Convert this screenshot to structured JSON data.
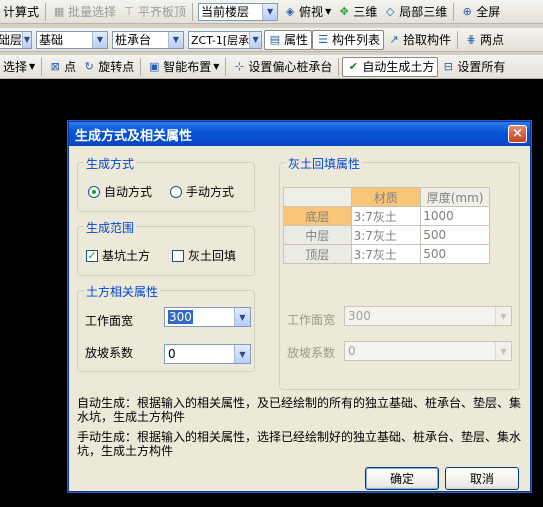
{
  "toolbar1": {
    "items": [
      "计算式",
      "批量选择",
      "平齐板顶",
      "当前楼层",
      "俯视",
      "三维",
      "局部三维",
      "全屏"
    ]
  },
  "toolbar2": {
    "floor": "基础层",
    "category": "基础",
    "type": "桩承台",
    "element": "ZCT-1[层承",
    "attr_btn": "属性",
    "list_btn": "构件列表",
    "pick_btn": "拾取构件",
    "two_point": "两点"
  },
  "toolbar3": {
    "items": [
      "选择",
      "点",
      "旋转点",
      "智能布置",
      "设置偏心桩承台",
      "自动生成土方",
      "设置所有"
    ]
  },
  "dialog": {
    "title": "生成方式及相关属性",
    "close": "×",
    "mode": {
      "label": "生成方式",
      "auto": "自动方式",
      "manual": "手动方式"
    },
    "scope": {
      "label": "生成范围",
      "pit": "基坑土方",
      "backfill": "灰土回填"
    },
    "earth": {
      "label": "土方相关属性",
      "width_label": "工作面宽",
      "width_value": "300",
      "slope_label": "放坡系数",
      "slope_value": "0"
    },
    "backfill_props": {
      "label": "灰土回填属性",
      "col_material": "材质",
      "col_thickness": "厚度(mm)",
      "rows": [
        {
          "layer": "底层",
          "material": "3:7灰土",
          "thickness": "1000"
        },
        {
          "layer": "中层",
          "material": "3:7灰土",
          "thickness": "500"
        },
        {
          "layer": "顶层",
          "material": "3:7灰土",
          "thickness": "500"
        }
      ],
      "width_label": "工作面宽",
      "width_value": "300",
      "slope_label": "放坡系数",
      "slope_value": "0"
    },
    "desc_auto": "自动生成：根据输入的相关属性，及已经绘制的所有的独立基础、桩承台、垫层、集水坑，生成土方构件",
    "desc_manual": "手动生成：根据输入的相关属性，选择已经绘制好的独立基础、桩承台、垫层、集水坑，生成土方构件",
    "ok": "确定",
    "cancel": "取消"
  }
}
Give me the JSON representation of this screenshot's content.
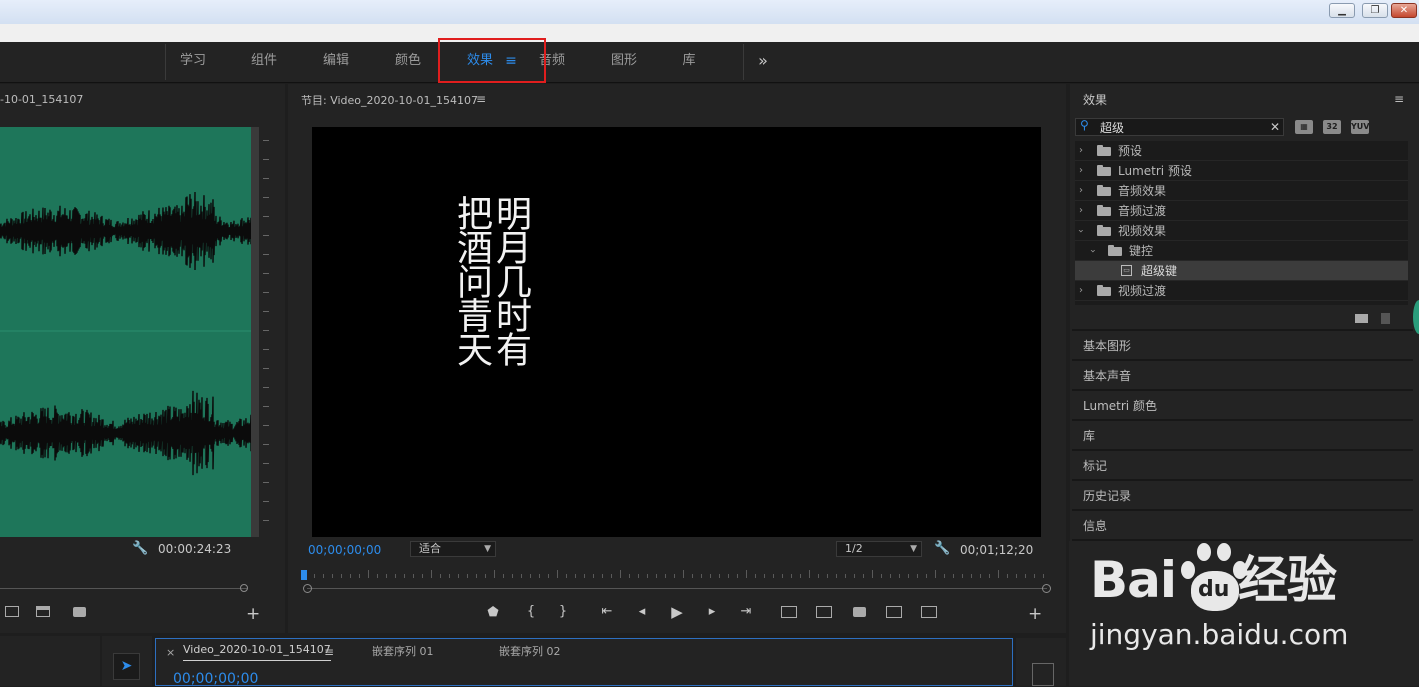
{
  "window": {
    "minimize": "▁",
    "restore": "❐",
    "close": "✕"
  },
  "workspace_tabs": [
    "学习",
    "组件",
    "编辑",
    "颜色",
    "效果",
    "音频",
    "图形",
    "库"
  ],
  "workspace_active_menu": "≡",
  "workspace_overflow": "»",
  "source": {
    "title": "-10-01_154107",
    "menu": "≡",
    "timecode": "00:00:24:23",
    "wrench": "🔧"
  },
  "program": {
    "title": "节目: Video_2020-10-01_154107",
    "menu": "≡",
    "timecode_current": "00;00;00;00",
    "fit": "适合",
    "resolution": "1/2",
    "timecode_duration": "00;01;12;20",
    "poem_right": "明月几时有",
    "poem_left": "把酒问青天"
  },
  "effects": {
    "title": "效果",
    "menu": "≡",
    "search_value": "超级",
    "clear": "✕",
    "badges": [
      "32",
      "YUV"
    ],
    "tree": [
      {
        "label": "预设"
      },
      {
        "label": "Lumetri 预设"
      },
      {
        "label": "音频效果"
      },
      {
        "label": "音频过渡"
      },
      {
        "label": "视频效果"
      },
      {
        "label": "键控"
      },
      {
        "label": "超级键"
      },
      {
        "label": "视频过渡"
      }
    ],
    "sections": [
      "基本图形",
      "基本声音",
      "Lumetri 颜色",
      "库",
      "标记",
      "历史记录",
      "信息"
    ]
  },
  "timeline": {
    "close": "×",
    "tabs": [
      "Video_2020-10-01_154107",
      "嵌套序列 01",
      "嵌套序列 02"
    ],
    "menu": "≡",
    "timecode": "00;00;00;00"
  },
  "watermark": {
    "logo_left": "Bai",
    "logo_mid": "du",
    "logo_right": "经验",
    "url": "jingyan.baidu.com"
  }
}
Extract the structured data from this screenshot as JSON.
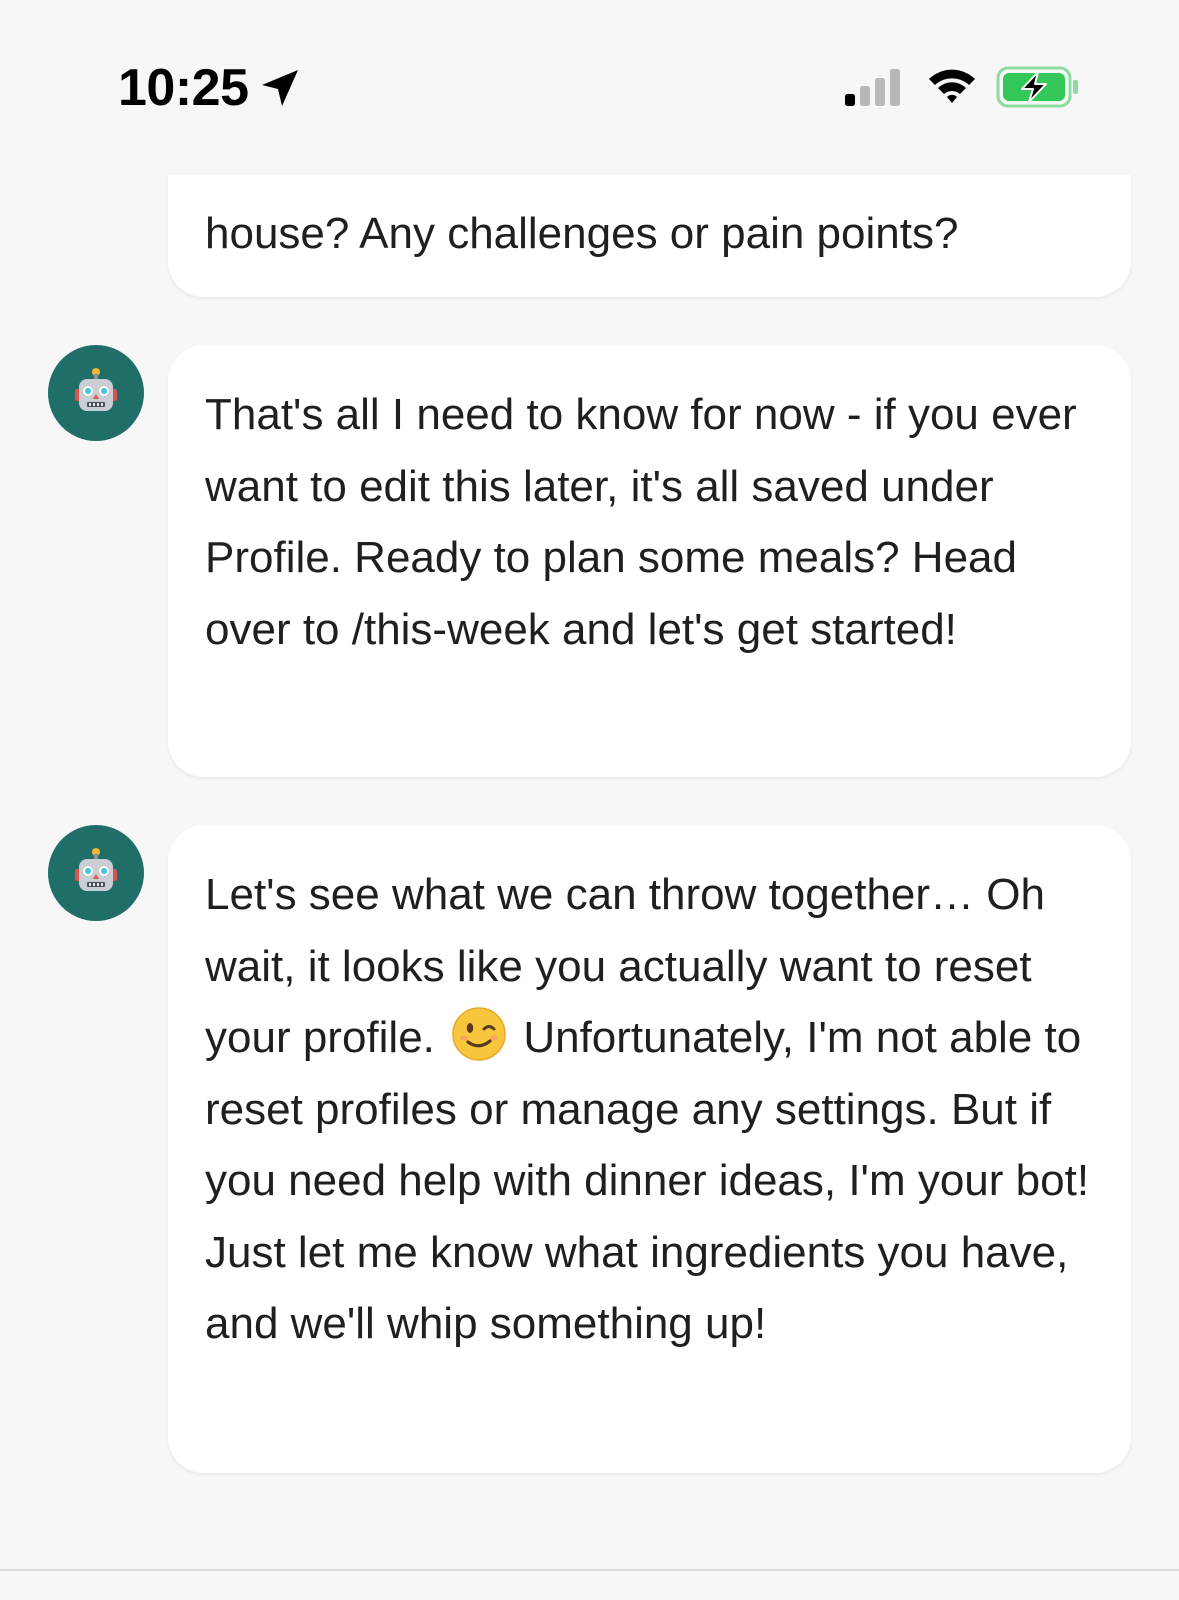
{
  "status_bar": {
    "time": "10:25",
    "location_icon": "location-arrow-icon",
    "signal_icon": "cellular-signal-icon",
    "wifi_icon": "wifi-icon",
    "battery_icon": "battery-charging-icon",
    "battery_color": "#34c759"
  },
  "chat": {
    "messages": [
      {
        "sender": "bot",
        "text": "house? Any challenges or pain points?"
      },
      {
        "sender": "bot",
        "avatar_icon": "robot-icon",
        "text": "That's all I need to know for now - if you ever want to edit this later, it's all saved under Profile. Ready to plan some meals? Head over to /this-week and let's get started!"
      },
      {
        "sender": "bot",
        "avatar_icon": "robot-icon",
        "text_before_emoji": "Let's see what we can throw together… Oh wait, it looks like you actually want to reset your profile. ",
        "emoji": "winking-face-emoji",
        "text_after_emoji": " Unfortunately, I'm not able to reset profiles or manage any settings. But if you need help with dinner ideas, I'm your bot! Just let me know what ingredients you have, and we'll whip something up!"
      }
    ]
  },
  "colors": {
    "background": "#f7f7f7",
    "bubble": "#ffffff",
    "avatar_bg": "#1f6e68",
    "text": "#1f1f1f"
  }
}
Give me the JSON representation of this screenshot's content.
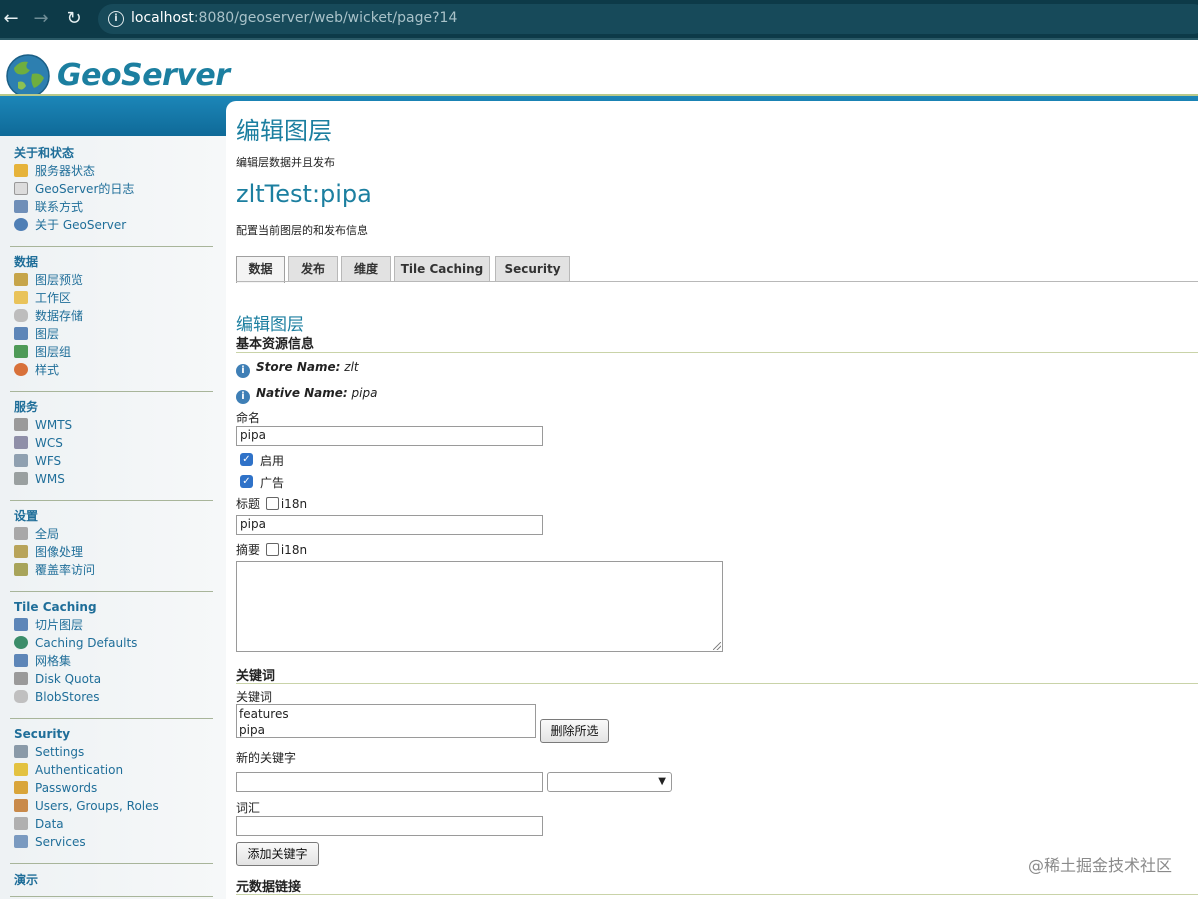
{
  "browser": {
    "url_host": "localhost",
    "url_rest": ":8080/geoserver/web/wicket/page?14"
  },
  "brand": {
    "name": "GeoServer"
  },
  "sidebar": {
    "sections": [
      {
        "title": "关于和状态",
        "items": [
          {
            "label": "服务器状态",
            "icon": "warning-icon",
            "color": "#e6b33a"
          },
          {
            "label": "GeoServer的日志",
            "icon": "document-icon",
            "color": "#dcdcdc"
          },
          {
            "label": "联系方式",
            "icon": "contact-card-icon",
            "color": "#6f8fb8"
          },
          {
            "label": "关于 GeoServer",
            "icon": "info-icon",
            "color": "#4f7fb5"
          }
        ]
      },
      {
        "title": "数据",
        "items": [
          {
            "label": "图层预览",
            "icon": "map-preview-icon",
            "color": "#c6a54a"
          },
          {
            "label": "工作区",
            "icon": "folder-icon",
            "color": "#e9c35a"
          },
          {
            "label": "数据存储",
            "icon": "database-icon",
            "color": "#bdbdbd"
          },
          {
            "label": "图层",
            "icon": "layer-icon",
            "color": "#5d86b8"
          },
          {
            "label": "图层组",
            "icon": "layer-group-icon",
            "color": "#4e9a57"
          },
          {
            "label": "样式",
            "icon": "palette-icon",
            "color": "#d8713a"
          }
        ]
      },
      {
        "title": "服务",
        "items": [
          {
            "label": "WMTS",
            "icon": "service-icon",
            "color": "#9a9a9a"
          },
          {
            "label": "WCS",
            "icon": "service-icon",
            "color": "#8f8fa8"
          },
          {
            "label": "WFS",
            "icon": "service-icon",
            "color": "#8fa0b0"
          },
          {
            "label": "WMS",
            "icon": "service-icon",
            "color": "#9aa0a0"
          }
        ]
      },
      {
        "title": "设置",
        "items": [
          {
            "label": "全局",
            "icon": "server-icon",
            "color": "#a8a8a8"
          },
          {
            "label": "图像处理",
            "icon": "image-icon",
            "color": "#b8a45a"
          },
          {
            "label": "覆盖率访问",
            "icon": "coverage-icon",
            "color": "#a8a45a"
          }
        ]
      },
      {
        "title": "Tile Caching",
        "items": [
          {
            "label": "切片图层",
            "icon": "tile-layer-icon",
            "color": "#5d86b8"
          },
          {
            "label": "Caching Defaults",
            "icon": "globe-icon",
            "color": "#3b8d6a"
          },
          {
            "label": "网格集",
            "icon": "grid-icon",
            "color": "#5d86b8"
          },
          {
            "label": "Disk Quota",
            "icon": "disk-icon",
            "color": "#9a9a9a"
          },
          {
            "label": "BlobStores",
            "icon": "blobstore-icon",
            "color": "#c0c0c0"
          }
        ]
      },
      {
        "title": "Security",
        "items": [
          {
            "label": "Settings",
            "icon": "wrench-icon",
            "color": "#8a9aa8"
          },
          {
            "label": "Authentication",
            "icon": "shield-icon",
            "color": "#e3c240"
          },
          {
            "label": "Passwords",
            "icon": "lock-icon",
            "color": "#d9a53a"
          },
          {
            "label": "Users, Groups, Roles",
            "icon": "users-icon",
            "color": "#c98a4a"
          },
          {
            "label": "Data",
            "icon": "data-lock-icon",
            "color": "#b0b0b0"
          },
          {
            "label": "Services",
            "icon": "services-edit-icon",
            "color": "#7a9ac0"
          }
        ]
      },
      {
        "title": "演示",
        "items": []
      }
    ]
  },
  "main": {
    "page_title": "编辑图层",
    "page_subtitle": "编辑层数据并且发布",
    "layer_name": "zltTest:pipa",
    "layer_desc": "配置当前图层的和发布信息",
    "tabs": [
      {
        "label": "数据",
        "active": true
      },
      {
        "label": "发布",
        "active": false
      },
      {
        "label": "维度",
        "active": false
      },
      {
        "label": "Tile Caching",
        "active": false
      },
      {
        "label": "Security",
        "active": false
      }
    ],
    "section_title": "编辑图层",
    "basic_heading": "基本资源信息",
    "store_label": "Store Name:",
    "store_value": "zlt",
    "native_label": "Native Name:",
    "native_value": "pipa",
    "name_label": "命名",
    "name_value": "pipa",
    "enabled_label": "启用",
    "advertised_label": "广告",
    "title_label": "标题",
    "i18n_label": "i18n",
    "title_value": "pipa",
    "abstract_label": "摘要",
    "abstract_value": "",
    "keywords_heading": "关键词",
    "keywords_label": "关键词",
    "keywords": [
      "features",
      "pipa"
    ],
    "remove_selected": "删除所选",
    "new_keyword_label": "新的关键字",
    "new_keyword_value": "",
    "vocabulary_label": "词汇",
    "vocabulary_value": "",
    "add_keyword": "添加关键字",
    "metadata_heading": "元数据链接"
  },
  "watermark": "@稀土掘金技术社区"
}
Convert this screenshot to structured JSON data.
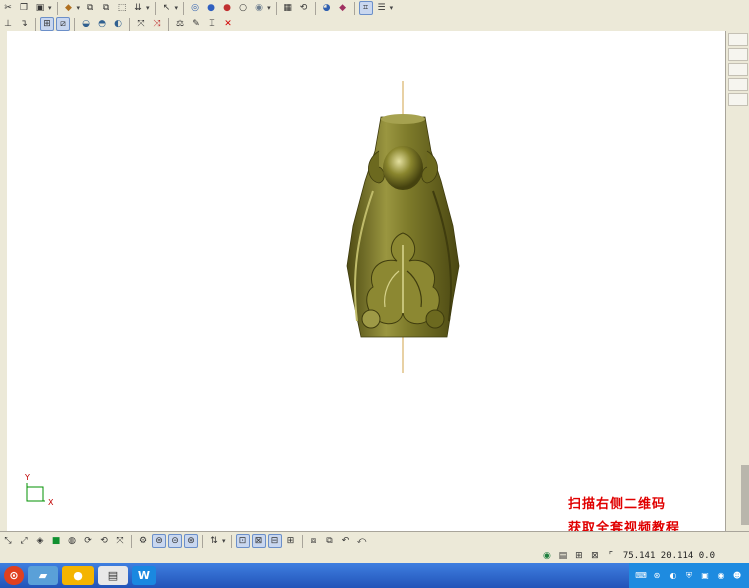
{
  "toolbar_top": {
    "icons": [
      "cut-icon",
      "copy-icon",
      "paste-icon",
      "box-icon",
      "export-icon",
      "import-icon",
      "save-icon",
      "layer-icon",
      "pointer-icon",
      "sphere-icon",
      "sphere-red-icon",
      "sphere-outline-icon",
      "sphere-gray-icon",
      "cube-icon",
      "rotate-icon",
      "render-icon",
      "light-icon",
      "grid-icon"
    ]
  },
  "toolbar_second": {
    "icons": [
      "axis-icon",
      "snap-icon",
      "grid-icon",
      "select-icon",
      "view-front-icon",
      "view-top-icon",
      "view-side-icon",
      "pick-icon",
      "flip-icon",
      "measure-icon",
      "edit-icon",
      "text-icon",
      "delete-icon"
    ]
  },
  "toolbar_bottom": {
    "icons": [
      "tool-1-icon",
      "tool-2-icon",
      "tool-3-icon",
      "tool-4-icon",
      "tool-5-icon",
      "tool-6-icon",
      "tool-7-icon",
      "tool-8-icon",
      "tool-9-icon",
      "tool-10-icon",
      "tool-11-icon",
      "tool-12-icon",
      "tool-13-icon",
      "tool-14-icon",
      "tool-15-icon",
      "tool-16-icon",
      "tool-17-icon",
      "tool-18-icon",
      "undo-icon",
      "redo-icon"
    ]
  },
  "viewport": {
    "axis_x": "X",
    "axis_y": "Y",
    "model_color": "#7d7a2a",
    "model_shade": "#4f4c14",
    "model_highlight": "#c9c57a",
    "axis_line_color": "#d2a34a"
  },
  "watermark": {
    "line1": "扫描右侧二维码",
    "line2": "获取全套视频教程"
  },
  "status": {
    "coords": "75.141 20.114 0.0"
  },
  "taskbar": {
    "apps": [
      "browser-app",
      "explorer-app",
      "chat-app",
      "document-app",
      "wps-app"
    ],
    "wps_label": "W"
  }
}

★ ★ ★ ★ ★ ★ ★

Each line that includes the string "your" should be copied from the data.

        "text_before_emoji": "Let's see what we can throw together… Oh wait, it looks like you actually want to reset your profile. ",
        "text_after_emoji": " Unfortunately, I'm not able to reset profiles or manage any settings. But if you need help with dinner ideas, I'm your bot! Just let me know what ingredients you have, and we'll whip something up!"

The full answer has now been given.